The Mohammed bin Rashid Al Maktoum Solar Park in the UAE is set to become the largest single-site solar park in the world based on the Independent Power Producer (IPP) model.
The project is being implemented by the Dubai Water and Electricity Authority (DEWA) and it is expected to generate 700 MW of power when it is completed.
“We will continue pursuing ambitious investments with an emphasis on projects that have a positive impact on people’s lives. Clean and renewable energy is key to sustainable development and the UAE has set an example for its rapid adoption,” Sheikh Mohammed bin Rashid Al Maktoum, vice president and prime minister of the UAE said in a media statement.
According to a press release issued by Sheikh Mohammed, the solar park will generate 1,000 MW by 2020 and 5,000 MW by 2030. The first phase comprising 13 MW of capacity became operational in 2013. The 200 MW photovoltaic second phase of the solar park was launched in March 2017. The 800 MW third phase is expected to be operational by 2020, and the first stage of the 700 MW CSP fourth phase is expected to be commissioned in the fourth quarter of 2020.
Once complete, the project is expected to provide clean energy to over 270,000 residences in Dubai and eliminate 1.4 million tons of carbon emissions per year. It will feature the world’s tallest solar tower measuring 260 meters and the world’s largest thermal energy storage capacity.
The CSP project will use two technologies to produce clean energy: a 600 MW parabolic basin complex and the 100 MW solar tower encompassing a total area of 43 square kilometers.

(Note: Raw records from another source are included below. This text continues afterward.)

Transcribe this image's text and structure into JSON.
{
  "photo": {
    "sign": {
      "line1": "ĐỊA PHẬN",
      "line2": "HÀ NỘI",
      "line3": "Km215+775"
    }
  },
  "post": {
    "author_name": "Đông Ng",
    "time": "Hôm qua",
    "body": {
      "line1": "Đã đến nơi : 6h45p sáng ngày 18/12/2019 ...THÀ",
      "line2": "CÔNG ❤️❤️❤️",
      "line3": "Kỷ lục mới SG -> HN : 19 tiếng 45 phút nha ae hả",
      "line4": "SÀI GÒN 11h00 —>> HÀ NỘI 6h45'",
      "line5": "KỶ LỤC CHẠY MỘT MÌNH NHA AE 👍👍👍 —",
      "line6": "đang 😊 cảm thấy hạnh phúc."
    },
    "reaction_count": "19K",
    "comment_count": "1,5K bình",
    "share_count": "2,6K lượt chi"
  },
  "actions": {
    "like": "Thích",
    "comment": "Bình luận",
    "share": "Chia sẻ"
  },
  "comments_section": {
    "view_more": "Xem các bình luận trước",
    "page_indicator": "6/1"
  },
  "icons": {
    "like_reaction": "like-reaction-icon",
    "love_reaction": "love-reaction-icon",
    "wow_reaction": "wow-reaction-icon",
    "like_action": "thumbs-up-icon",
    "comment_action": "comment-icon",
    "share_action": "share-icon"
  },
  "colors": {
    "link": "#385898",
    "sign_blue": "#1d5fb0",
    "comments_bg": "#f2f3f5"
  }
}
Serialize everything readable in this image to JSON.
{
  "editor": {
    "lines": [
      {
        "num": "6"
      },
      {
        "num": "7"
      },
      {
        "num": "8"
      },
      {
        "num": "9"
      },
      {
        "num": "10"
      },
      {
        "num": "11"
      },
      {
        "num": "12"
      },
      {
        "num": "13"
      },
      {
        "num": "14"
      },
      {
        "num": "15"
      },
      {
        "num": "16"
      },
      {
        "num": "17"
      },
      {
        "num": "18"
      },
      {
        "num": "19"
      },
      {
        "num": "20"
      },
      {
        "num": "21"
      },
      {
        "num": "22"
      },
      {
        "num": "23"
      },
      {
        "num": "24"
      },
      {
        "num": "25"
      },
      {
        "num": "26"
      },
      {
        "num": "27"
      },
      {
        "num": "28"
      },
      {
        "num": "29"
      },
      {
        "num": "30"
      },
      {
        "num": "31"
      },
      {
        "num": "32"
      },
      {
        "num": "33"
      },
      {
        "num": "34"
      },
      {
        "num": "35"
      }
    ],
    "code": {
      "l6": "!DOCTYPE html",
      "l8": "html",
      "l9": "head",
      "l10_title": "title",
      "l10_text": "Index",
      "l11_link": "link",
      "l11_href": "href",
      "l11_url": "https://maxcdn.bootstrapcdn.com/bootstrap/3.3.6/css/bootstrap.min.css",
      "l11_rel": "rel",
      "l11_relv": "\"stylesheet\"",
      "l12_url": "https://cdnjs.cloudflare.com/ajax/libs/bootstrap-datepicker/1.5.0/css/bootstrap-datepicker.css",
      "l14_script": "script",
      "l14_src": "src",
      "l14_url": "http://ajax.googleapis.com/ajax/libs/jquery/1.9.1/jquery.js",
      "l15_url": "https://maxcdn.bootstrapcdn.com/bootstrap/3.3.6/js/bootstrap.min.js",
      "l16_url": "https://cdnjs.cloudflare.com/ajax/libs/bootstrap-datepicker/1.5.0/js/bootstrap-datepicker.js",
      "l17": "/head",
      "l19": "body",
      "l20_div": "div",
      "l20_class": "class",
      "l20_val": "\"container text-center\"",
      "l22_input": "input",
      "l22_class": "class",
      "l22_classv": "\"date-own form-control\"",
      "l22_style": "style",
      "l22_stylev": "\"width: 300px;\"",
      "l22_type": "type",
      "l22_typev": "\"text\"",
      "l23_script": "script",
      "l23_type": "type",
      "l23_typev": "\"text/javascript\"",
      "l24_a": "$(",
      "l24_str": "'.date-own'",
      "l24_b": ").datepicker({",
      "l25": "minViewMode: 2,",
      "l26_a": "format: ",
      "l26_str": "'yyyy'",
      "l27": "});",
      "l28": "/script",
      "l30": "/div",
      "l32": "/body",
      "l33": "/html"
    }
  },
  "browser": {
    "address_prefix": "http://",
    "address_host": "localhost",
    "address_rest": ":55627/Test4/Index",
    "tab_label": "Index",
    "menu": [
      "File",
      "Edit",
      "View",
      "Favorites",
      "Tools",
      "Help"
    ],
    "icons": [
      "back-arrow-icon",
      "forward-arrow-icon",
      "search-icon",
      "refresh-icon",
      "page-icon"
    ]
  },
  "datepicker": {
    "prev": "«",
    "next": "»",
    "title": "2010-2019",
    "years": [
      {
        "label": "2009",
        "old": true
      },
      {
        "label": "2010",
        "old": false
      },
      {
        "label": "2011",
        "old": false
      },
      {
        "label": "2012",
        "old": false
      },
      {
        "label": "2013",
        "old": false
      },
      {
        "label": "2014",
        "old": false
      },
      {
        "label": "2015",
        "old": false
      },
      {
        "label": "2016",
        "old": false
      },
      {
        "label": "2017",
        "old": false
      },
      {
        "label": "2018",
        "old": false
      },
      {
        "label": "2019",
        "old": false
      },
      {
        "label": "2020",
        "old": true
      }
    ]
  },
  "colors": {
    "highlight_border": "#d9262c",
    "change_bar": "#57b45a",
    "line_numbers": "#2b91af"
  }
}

AED14.2 billion has been invested into the project and it has achieved the world’s lowest Levelized Cost of Electricity (LCOE) at $7.3 cents/kWh.
The announcement comes as the Middle East is emerging as one of the largest renewable energy markets globally. UAE’s neighbor Saudi Arabia, one of the key players in the region, has set a target to produce approximately 10 percent of its power from renewable sources in the next six years.
In October 2017, Mercom reported that the low bids submitted for a 300 MW solar PV project planned for Saudi Arabia surprised everyone when the lowest submitted bid for the LCOE (levelized cost of energy) came in at just 6.69 halalas/kWh (~$0.0178/kWh).
In December 2017, Mercom also reported that the Oman Power and Water Procurement Company (OPWP) announced a Request for Qualification (RFQ) for a 500 MW utility-scale solar project in in the country. Oman’s first utility-scale solar plant is set to be established in Ibri, 300 km west of Muscat.
Image credit: Dubai Media Office Twitter